The various stages of devotion in Bhakti Yoga offer practitioners structure for deepening their spiritual journey. Kirtan and Archana play significant roles in this practice, enhancing the experience through music and communal worship. The benefits of Bhakti Yoga are not limited to spiritual growth alone; they also extend to mental and emotional well-being.
Tips for Beginning a Bhakti Yoga Practice
So, are you interested in exploring Bhakti Yoga but unsure where to start? Here are some ideas to get you going!
- Spend some time reading about the deities in Hinduism and consider which personal god or goddess you might enjoy devoting your practice to. Shiva and Vishnu are popular choices, but you can choose one that resonates with you!
- Create a small altar in your home with a photo of your chosen deity. Take a bit of time each day to light a candle or incense stick and say a prayer of gratitude to the divine.
- Check your local area for temples or yoga studios that offer group mantra chanting sessions. Remember, these may be accessible online as well!
- Become a Bhakti yoga scholar by reading a classic text, like this Bhagavad Purana book.
Engaging in Bhakti Yoga can lead to transformative experiences that enrich life on many levels. We invite you to explore this ancient practice further and discover how it can help you navigate your spiritual journey.
Remember that every step toward self-discovery is a step toward greater peace and fulfillment.
FAQ 1: What is the main focus of Bhakti Yoga?
The main focus of Bhakti Yoga is devotion or love towards a higher power or divine entity. It emphasizes emotional engagement over physical postures.
FAQ 2: How does Kirtan contribute to Bhakti Yoga?
Kirtan is a central practice in Bhakti Yoga. Devotees gather to chant mantras or sing hymns, which helps deepen the sense of devotion and connection with the divine.
FAQ 3: Can beginners start with Bhakti Yoga?
Yes, beginners can start with Bhakti Yoga. Its emphasis on love and devotion makes it accessible for individuals at all levels of yoga experience. You need no prior experience, but finding a group or teacher to guide you at the beginning of your Bhakti journey is helpful.
FAQ 4: What are some benefits of practicing Bhakti Yoga?
Practicing Bhakti Yoga can lead to increased peace, reduced stress levels, improved emotional well-being, greater compassion, enhanced sense of purpose, and deeper spiritual understanding.
FAQ 5: Does Bhakti Yoga emphasize a specific religious belief?

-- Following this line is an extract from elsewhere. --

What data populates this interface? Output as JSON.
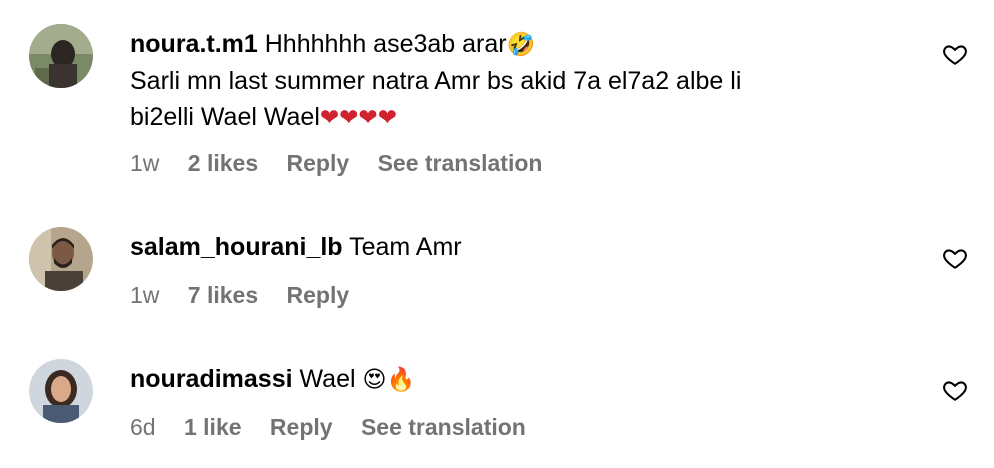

No, Bhakti Yoga does not promote adherence to a specific religion. It is about cultivating love and devotion, which you can direct towards any divine entity or higher power you believe in.